(Exercise data begins)

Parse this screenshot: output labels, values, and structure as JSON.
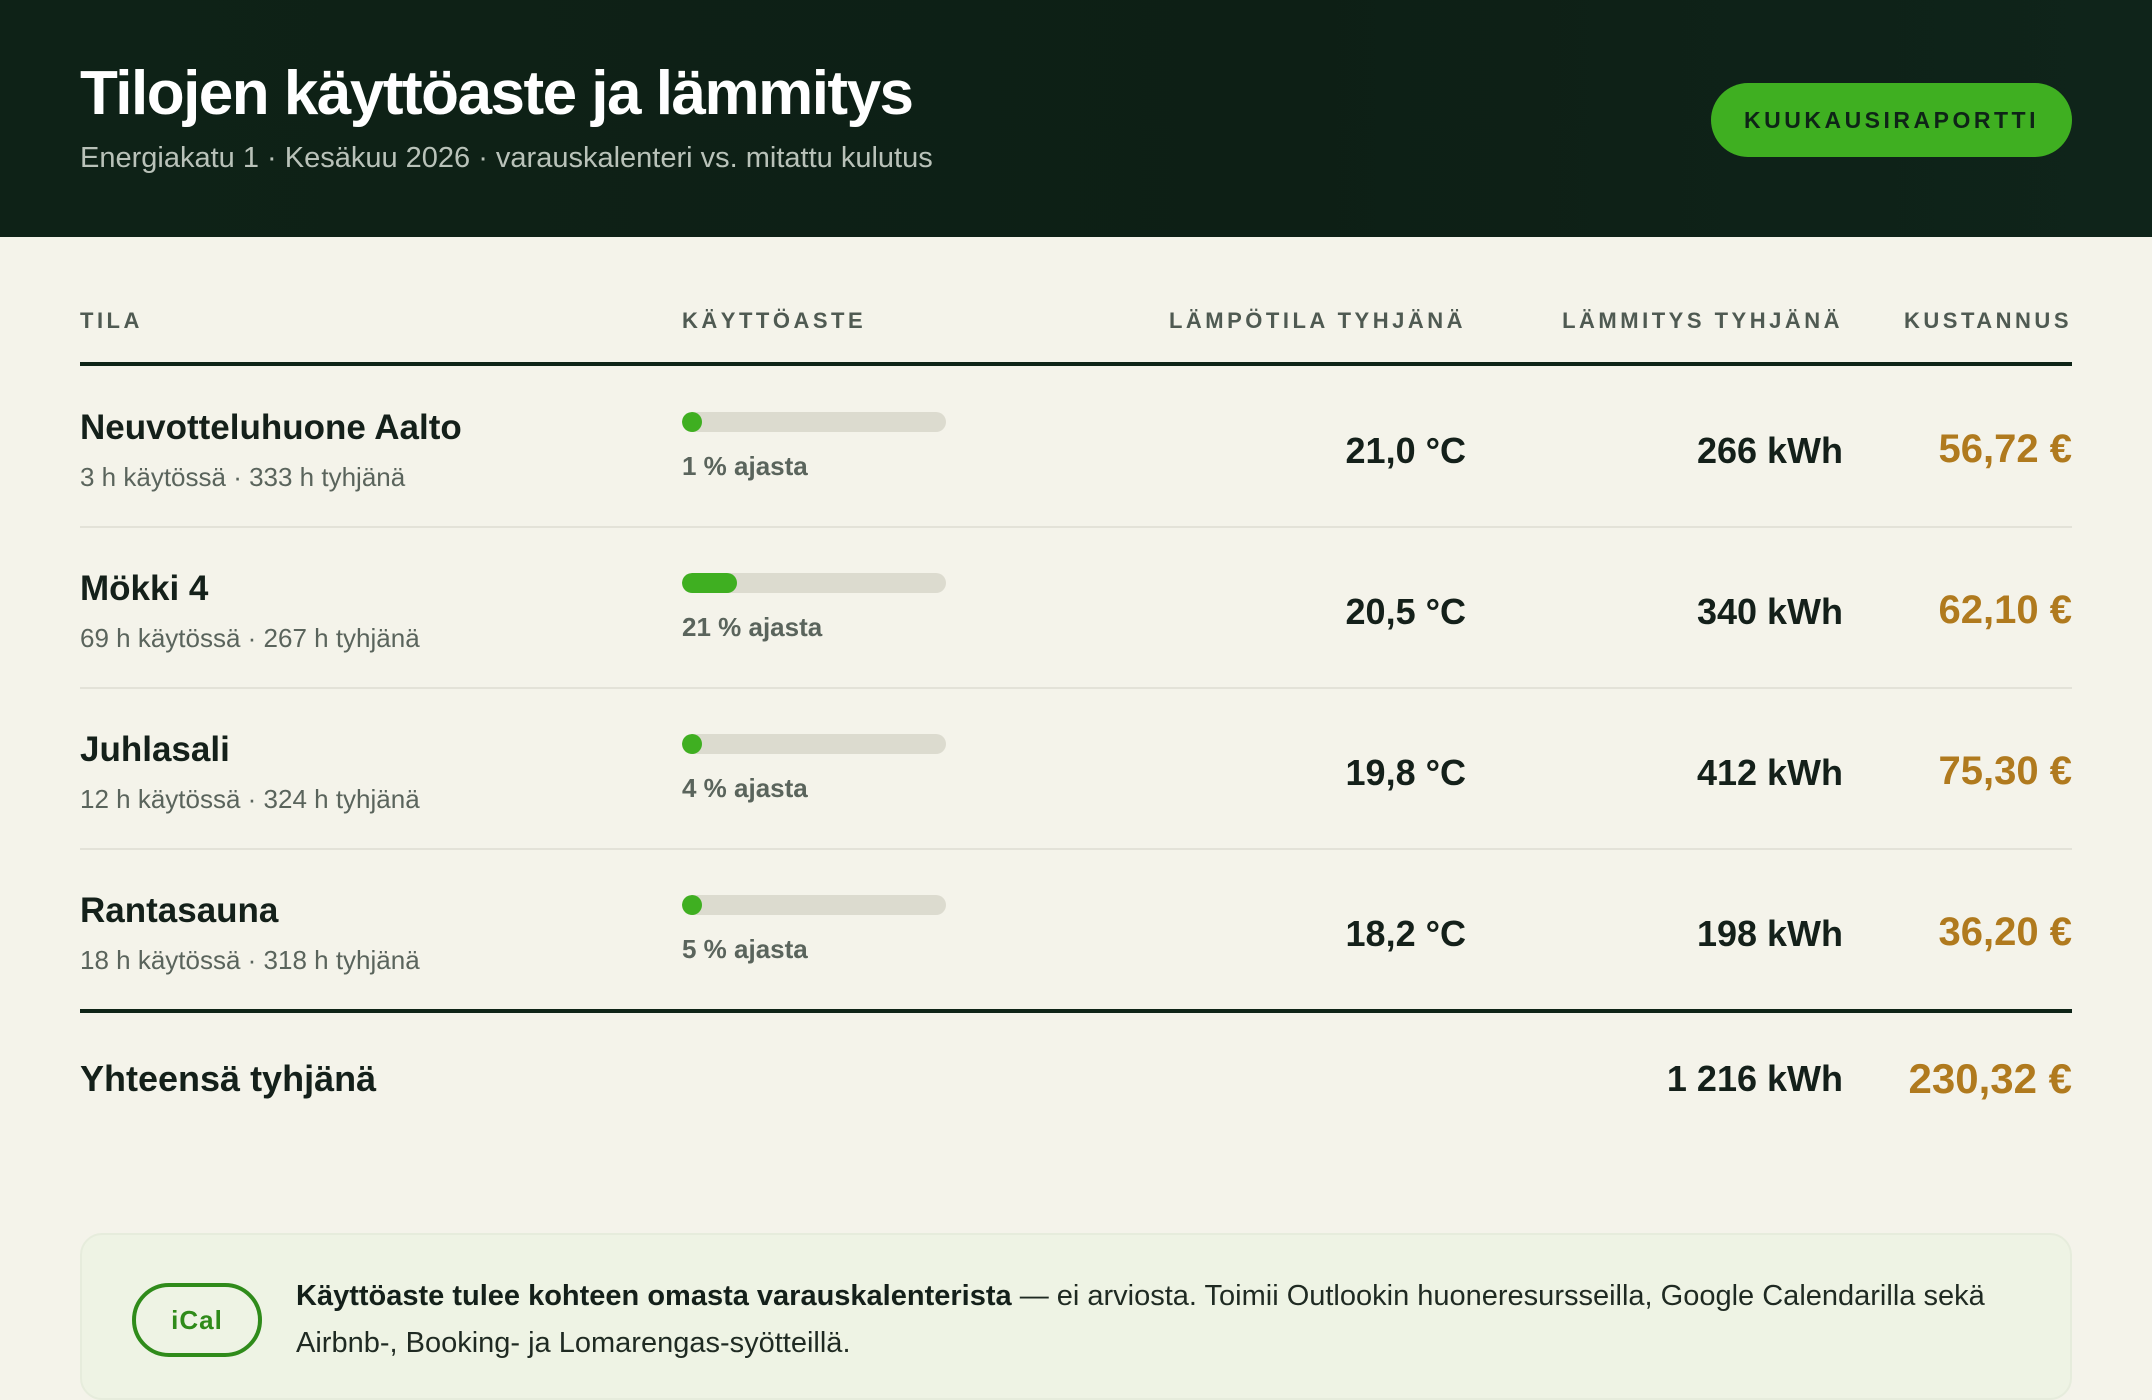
{
  "header": {
    "title": "Tilojen käyttöaste ja lämmitys",
    "subtitle": "Energiakatu 1 · Kesäkuu 2026 · varauskalenteri vs. mitattu kulutus",
    "report_button": "KUUKAUSIRAPORTTI"
  },
  "table": {
    "columns": {
      "room": "TILA",
      "occupancy": "KÄYTTÖASTE",
      "temp_empty": "LÄMPÖTILA TYHJÄNÄ",
      "heating_empty": "LÄMMITYS TYHJÄNÄ",
      "cost": "KUSTANNUS"
    },
    "rows": [
      {
        "name": "Neuvotteluhuone Aalto",
        "hours": "3 h käytössä · 333 h tyhjänä",
        "occupancy_pct": 1,
        "occupancy_label": "1 % ajasta",
        "temp": "21,0 °C",
        "kwh": "266 kWh",
        "cost": "56,72 €"
      },
      {
        "name": "Mökki 4",
        "hours": "69 h käytössä · 267 h tyhjänä",
        "occupancy_pct": 21,
        "occupancy_label": "21 % ajasta",
        "temp": "20,5 °C",
        "kwh": "340 kWh",
        "cost": "62,10 €"
      },
      {
        "name": "Juhlasali",
        "hours": "12 h käytössä · 324 h tyhjänä",
        "occupancy_pct": 4,
        "occupancy_label": "4 % ajasta",
        "temp": "19,8 °C",
        "kwh": "412 kWh",
        "cost": "75,30 €"
      },
      {
        "name": "Rantasauna",
        "hours": "18 h käytössä · 318 h tyhjänä",
        "occupancy_pct": 5,
        "occupancy_label": "5 % ajasta",
        "temp": "18,2 °C",
        "kwh": "198 kWh",
        "cost": "36,20 €"
      }
    ],
    "total": {
      "label": "Yhteensä tyhjänä",
      "kwh": "1 216 kWh",
      "cost": "230,32 €"
    }
  },
  "note": {
    "badge": "iCal",
    "bold": "Käyttöaste tulee kohteen omasta varauskalenterista",
    "text": " — ei arviosta. Toimii Outlookin huoneresursseilla, Google Calendarilla sekä Airbnb-, Booking- ja Lomarengas-syötteillä."
  },
  "colors": {
    "header_bg": "#0e2217",
    "accent_green": "#3faf21",
    "cost": "#b07a1e",
    "page_bg": "#f4f3ea"
  }
}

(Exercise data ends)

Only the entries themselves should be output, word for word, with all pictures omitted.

> [Exercise response]
Parse this screenshot: output labels, values, and structure as JSON.
{
  "header": {
    "title": "Tilojen käyttöaste ja lämmitys",
    "subtitle": "Energiakatu 1 · Kesäkuu 2026 · varauskalenteri vs. mitattu kulutus",
    "report_button": "KUUKAUSIRAPORTTI"
  },
  "table": {
    "columns": {
      "room": "TILA",
      "occupancy": "KÄYTTÖASTE",
      "temp_empty": "LÄMPÖTILA TYHJÄNÄ",
      "heating_empty": "LÄMMITYS TYHJÄNÄ",
      "cost": "KUSTANNUS"
    },
    "rows": [
      {
        "name": "Neuvotteluhuone Aalto",
        "hours": "3 h käytössä · 333 h tyhjänä",
        "occupancy_pct": 1,
        "occupancy_label": "1 % ajasta",
        "temp": "21,0 °C",
        "kwh": "266 kWh",
        "cost": "56,72 €"
      },
      {
        "name": "Mökki 4",
        "hours": "69 h käytössä · 267 h tyhjänä",
        "occupancy_pct": 21,
        "occupancy_label": "21 % ajasta",
        "temp": "20,5 °C",
        "kwh": "340 kWh",
        "cost": "62,10 €"
      },
      {
        "name": "Juhlasali",
        "hours": "12 h käytössä · 324 h tyhjänä",
        "occupancy_pct": 4,
        "occupancy_label": "4 % ajasta",
        "temp": "19,8 °C",
        "kwh": "412 kWh",
        "cost": "75,30 €"
      },
      {
        "name": "Rantasauna",
        "hours": "18 h käytössä · 318 h tyhjänä",
        "occupancy_pct": 5,
        "occupancy_label": "5 % ajasta",
        "temp": "18,2 °C",
        "kwh": "198 kWh",
        "cost": "36,20 €"
      }
    ],
    "total": {
      "label": "Yhteensä tyhjänä",
      "kwh": "1 216 kWh",
      "cost": "230,32 €"
    }
  },
  "note": {
    "badge": "iCal",
    "bold": "Käyttöaste tulee kohteen omasta varauskalenterista",
    "text": " — ei arviosta. Toimii Outlookin huoneresursseilla, Google Calendarilla sekä Airbnb-, Booking- ja Lomarengas-syötteillä."
  },
  "colors": {
    "header_bg": "#0e2217",
    "accent_green": "#3faf21",
    "cost": "#b07a1e",
    "page_bg": "#f4f3ea"
  }
}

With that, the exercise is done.